‘Half Girlfriend’ movie review: Not half, this one is a full tedious watch
I happened to read ‘Half Girlfriend’ in 2014. When in school, friends said I wouldn’t be ‘cool’ if I didn’t read Chetan Bhagat’s novels. I used to like them initially, until Bhagat took a twisted turn towards more hypothetical stories. Last year when news of ‘Half Girlfriend’ being made into a film broke, I had a hiccup. Right now, I am having many of them.
Let’s not waste time. Madhav Jha (Arjun Kapoor), a guy hailing from Buxar, Bihar, lands up in Delhi and enrolls himself to St. Stephens, one of Delhi’s most prestigious colleges . Madhav’s poor English with a heavy Bhojpuri accent often plays spoilsport. Thankfully a state level basketball player, he gets through college with the help of sports quota. Cupid probably had some other plans for him, and he meets Riya Somani (Shraddha Kapoor). Riya, a beautiful, rich, high-profile Delhi girl, is eons apart from Madhav in every aspect; but bonds well with Madhav, thanks to their mutual love for basketball. Madhav falls in love hard and fast, but Riya isn’t ready to be his girlfriend. That’s where the very complicating ‘Half Girlfriend’ theory creeps in. Madhav has an evil idea of being physically intimate with Riya and ends up abusing her. (Dena Hai Toh De, Varna Kat Le… AHEM!) This results in a massive crack in their relationship. Over a course of events, Riya suffers an abusive marriage and a disheartened, devastated Madhav, unable to bear Riya’s absence, goes back to his village and concentrates on his village’s welfare, where his mother runs a small school. Destiny, however, unites them through a fragile, thin bond of familiarity and suppressed affection, a few years later, in Bihar. Oh, and meanwhile Bill Gates comes to visit Bihar and promises financial aid to the keen educationists of the state. I never thought two lost souls could reunite, thanks to BILL GATES! But we can’t blame Mohit Suri here. The entire first half is nothing but a blatant adaptation of the book. Will their ‘half relationship’ ever come to a full circle? Only destiny knows, and knows Suri; not even Gates!

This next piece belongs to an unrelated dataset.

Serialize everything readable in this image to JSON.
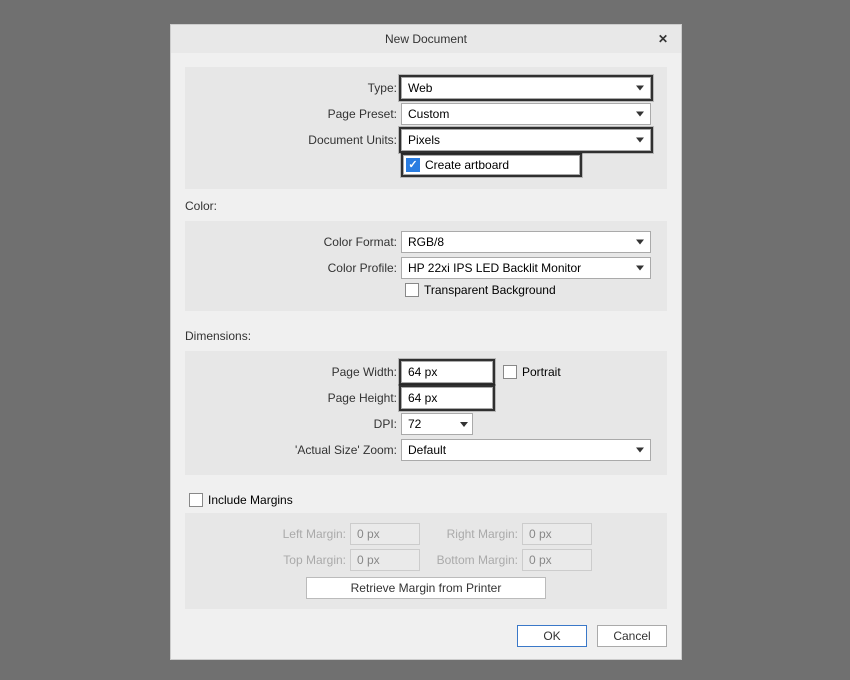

Method acting doesn’t always work out. Madhav Jha is so far the most divergent character Arjun Kapoor has played; and it doesn’t look like he was very comfortable in Madhav’s shoes. That is not to say we question his acting abilities. Give him one ‘Aurangzeb’ or one ‘Finding Fanny’, he will show you his prowess. But not here. The best diction coach or many of Mohit Suri’s script reading sessions didn’t help Arjun assimilate his character’s best traits. As a result, Madhav Jha turns out to be a person whose crisis never comes completely real, and never connects to his dilemma; especially after the first half (since that’s when the melodrama begins). Shraddha Kapoor looks even more plastic, and never manages to inhale the ethos of her role altogether. While she supposed to be a woman torn between her own choices and the choices that others make for her, the conflicts lived by Shraddha look ersatz; much to our dismay. The only performer in ‘Half Girlfriend’ is Vikrant Massey, who pulls himself throughout.
The most noticeable drawback in the screenplay of ‘Half Girlfriend’ is, none of the characters are convincing. An honest, grounded, soft-spoken Madhav Jha who is studying sociology because he demands to understand how “Bihar is as it is” and wants to uplift his village, easily gives in to his friend’s plans to drag Riya Somani into his room and ask for s*x. Riya Somani, who takes no offence of Madhav’s very poor English and very fetchingly declares “Hum Kya Kehte Hai Woh Important Hota Hai, Kaunsi Language Mein, Woh Nahi”, communicates with him in her affluent English for the rest of the film. To our surprise, he manages to make sense out of them. Madhav’s mother, the Rani Saheba of Simrao, a widow who brought her son up singlehandedly and taught him to never give up on life, strangely turns into a woman with orthodox outlook as soon as she comes to know her son is mixing up with a divorcee woman; and delivers sleazy dialogues like “Chhodne Ki Aadat Hai Aap Ko. College, Husband, Thali Mein Khana”. Hiccups! The list can go on. On top of that, the second half is unbearably slow. We’re more desperate for the love story to come to a conclusion, more than Madhav himself is.
The production of ‘Half Girlfriend’ is rather a little saviour. In Mohit Suri’s films, songs are like scenes; they escalate the story. Here, ‘Baarish’ and ‘Phir Bhi Tum Ko Chahunga’, two soothing numbers, will manage to grow on you. Rest are to simply add emotional quotient. The film has been decently shot. But a thousand slow claps for the miserable VFX of Bill Gates. I mean, how?
Skipping ‘Half Girlfriend’ won’t be a loss. However, watch if you are in for a predictable and heavy-hearted love story.